June is Infertility Awareness Month, a time to highlight the experiences of people facing infertility around the globe. One way to show our recognition is to open up the conversation around different paths to parenthood, and to elevate voices working in the field of bringing babies into the lives of those struggling to conceive on their own.
Canadian Surrogacy Community has been in the business of helping families grow for almost eight years. They provide a collaborative service that represents the needs of surrogates, egg donors, and intended parents on a personal, human level.
CSC came to life when Angela Truppe, a mother and three-time surrogate, was pregnant with her second surrogate baby. Angela became integrated into a community of other surrogates, and saw a space that needed filling. A more heart-centered approach was needed in building families through surrogacy.
Angela wanted to create a safe community, something less like a “conveyor belt” of lawyers and clinics and confusion. It wasn’t about establishing a massive business, she says. It was truly about sharing her own experiences, connecting with intended parents and surrogates, building bridges and filling gaps in care in a more intimate way.
Her experience as a surrogate to three babies over ten years has given Angela a ton of insight. She’s built relationships, partnered with fertility clinics and lawyers, and has brought her industry knowledge to intended parents who may be struggling with all the working parts of their journey to grow their family.

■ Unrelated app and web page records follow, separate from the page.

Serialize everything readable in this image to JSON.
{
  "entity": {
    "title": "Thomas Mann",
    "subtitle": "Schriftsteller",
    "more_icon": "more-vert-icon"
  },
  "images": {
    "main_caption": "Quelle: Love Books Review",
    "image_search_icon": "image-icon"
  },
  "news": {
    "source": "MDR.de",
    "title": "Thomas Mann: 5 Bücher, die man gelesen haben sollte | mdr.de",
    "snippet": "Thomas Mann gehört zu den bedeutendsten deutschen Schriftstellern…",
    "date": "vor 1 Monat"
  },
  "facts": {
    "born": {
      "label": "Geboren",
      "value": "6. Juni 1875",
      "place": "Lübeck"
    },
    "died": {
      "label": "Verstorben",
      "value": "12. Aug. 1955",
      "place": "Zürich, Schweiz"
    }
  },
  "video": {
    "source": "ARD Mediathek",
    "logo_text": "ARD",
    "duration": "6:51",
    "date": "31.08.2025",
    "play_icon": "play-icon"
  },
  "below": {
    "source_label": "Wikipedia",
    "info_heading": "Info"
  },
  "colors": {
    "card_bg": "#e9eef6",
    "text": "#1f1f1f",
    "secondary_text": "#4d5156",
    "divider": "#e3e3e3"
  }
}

“The most valuable piece is in me saying, ‘Let me take it from you, let me help you by steering you through each part of the way—from start to finish,’” she tells us.

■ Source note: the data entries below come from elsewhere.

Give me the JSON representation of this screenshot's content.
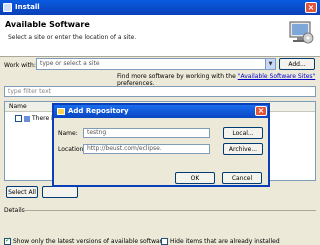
{
  "window": {
    "title": "Install"
  },
  "header": {
    "title": "Available Software",
    "description": "Select a site or enter the location of a site."
  },
  "work_with": {
    "label": "Work with:",
    "placeholder": "type or select a site",
    "add_button": "Add..."
  },
  "find_more": {
    "prefix": "Find more software by working with the ",
    "link": "\"Available Software Sites\"",
    "suffix": " preferences."
  },
  "filter": {
    "placeholder": "type filter text"
  },
  "table": {
    "columns": [
      "Name"
    ],
    "rows": [
      {
        "label": "There i"
      }
    ]
  },
  "buttons": {
    "select_all": "Select All"
  },
  "details": {
    "label": "Details"
  },
  "options": {
    "show_latest": "Show only the latest versions of available software",
    "hide_installed": "Hide items that are already installed"
  },
  "dialog": {
    "title": "Add Repository",
    "name_label": "Name:",
    "name_value": "testng",
    "location_label": "Location:",
    "location_value": "http://beust.com/eclipse.",
    "local_button": "Local...",
    "archive_button": "Archive...",
    "ok_button": "OK",
    "cancel_button": "Cancel"
  }
}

Angela’s favourite part of the work she does is when intended parents first match with their surrogate, which seems to reflect the emphasis on kindness and compassion in CSC. The stages after matching—the conception, the pregnancy, the birth—are clearly critical, but Angela finds the emotional reward of watching people find each other, as they realize they’re loved, accepted and chosen, to be the best aspect of the job.
With all her lived experience, Angela knows what to look for in someone interested in becoming a surrogate. She knows how empowering the position is, and how rewarding it is to see you’ve helped complete a person’s family. She also knows it requires a tremendous amount of strength, commitment and resilience.

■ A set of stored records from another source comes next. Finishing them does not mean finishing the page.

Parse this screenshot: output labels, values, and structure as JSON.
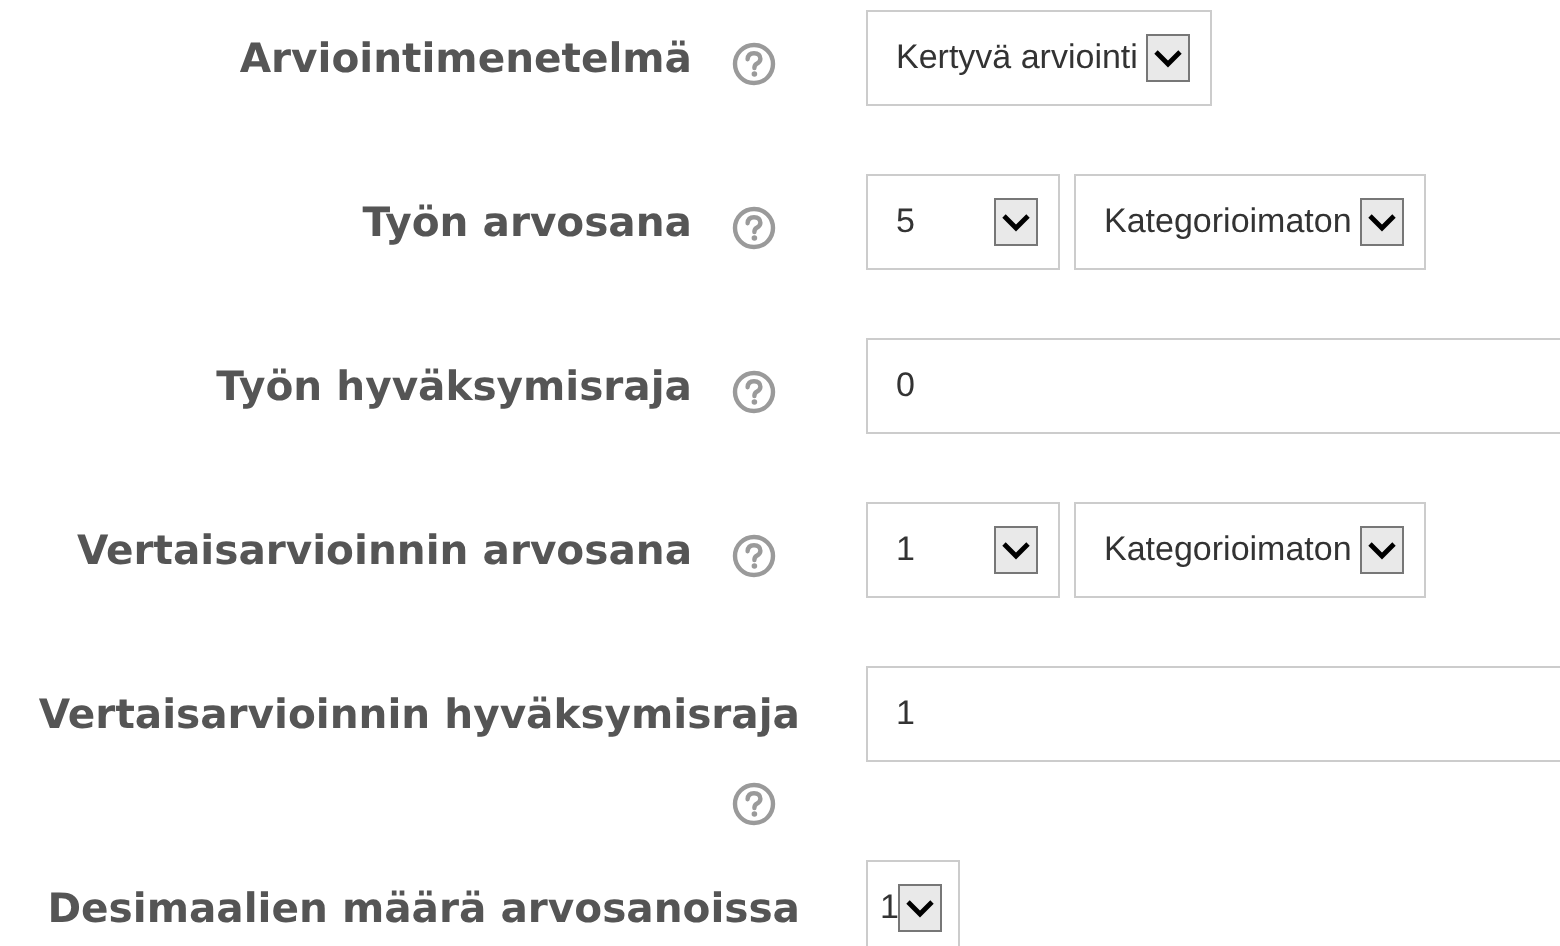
{
  "rows": [
    {
      "label": "Arviointimenetelmä",
      "help": true,
      "controls": [
        {
          "kind": "select",
          "value": "Kertyvä arviointi"
        }
      ]
    },
    {
      "label": "Työn arvosana",
      "help": true,
      "controls": [
        {
          "kind": "number-select",
          "value": "5"
        },
        {
          "kind": "select",
          "value": "Kategorioimaton"
        }
      ]
    },
    {
      "label": "Työn hyväksymisraja",
      "help": true,
      "controls": [
        {
          "kind": "text",
          "value": "0"
        }
      ]
    },
    {
      "label": "Vertaisarvioinnin arvosana",
      "help": true,
      "controls": [
        {
          "kind": "number-select",
          "value": "1"
        },
        {
          "kind": "select",
          "value": "Kategorioimaton"
        }
      ]
    },
    {
      "label": "Vertaisarvioinnin hyväksymisraja",
      "help": true,
      "controls": [
        {
          "kind": "text",
          "value": "1"
        }
      ]
    },
    {
      "label": "Desimaalien määrä arvosanoissa",
      "help": false,
      "controls": [
        {
          "kind": "compact-select",
          "value": "1"
        }
      ]
    }
  ]
}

The screening process takes a few months, and by the end, Angela is assured that the surrogates are ready to go on this remarkable journey.
“It’s not always butterflies and sunshine,” she says, adding that a very strong sense of compassion and empathy are needed to understand the trauma intended parents have already gone through.
But, as she knows, that empowerment, that feeling of knowing you’ve helped, that you’ve made a choice you didn’t have to make for the sake of someone else, is priceless.
Working alongside Angela is Agatha Wisniowska, a mother whose son was brought into the world via surrogate. She has been with CSC for almost two years. Her role complements Angela’s as she specifically helps intended parents embark on their journey, and supports them throughout.
As Agatha can attest, the intended parent voyage is often lonely, and not everyone can understand the roller coaster ride of emotion one goes through when having a baby through surrogate. Her goal is to provide resources and to create a community for intended parents, so they can connect and share their stories and struggles. It’s intimate and very personal for Agatha, as she’s been through these struggles herself.
“I understand their journey from beginning to end. I understand their frustrations. I understand the emotional trauma they’ve gone through,” she says, in reference to individuals and couples who have faced infertility. “There’s a level of knowing that they just don’t need to explain to me. I can give them a place where they’re understood and heard and valued, and I can let them know their journey is valid and their emotions are valid.”
Agatha has plenty of additional life experience outside of the surrogacy field that enhances her ability to help intended parents. She’s worked in public relations, in international development, as a Montessori teacher, and as a tour guide, to name a few. But in CSC, she has truly found her calling.
“I’m home. I’m happy,” she says. “It’s not a job. I breathe it. I live it.”
The amount of people it takes to bring a baby into the world via surrogacy—the intended parents, the surrogate (and often her partner), the doctors, the nurses, even the Uber drivers—means it is truly a labour of love. It’s a journey that Agatha says helped her realize her struggles were all meant for something greater.
“I would tell my younger self that in your time of darkness, there are going to be people telling you that there’s a reason you’re going through this, and know that there is a reason, there is a purpose. You can’t have the good without the bad. You can’t be grateful if you haven’t been sad or angry. You need this balance in life. It teaches you resilience.”
You can read more about Agatha’s and Angela’s stories, along with lots of useful information on surrogacy, by visiting their blog.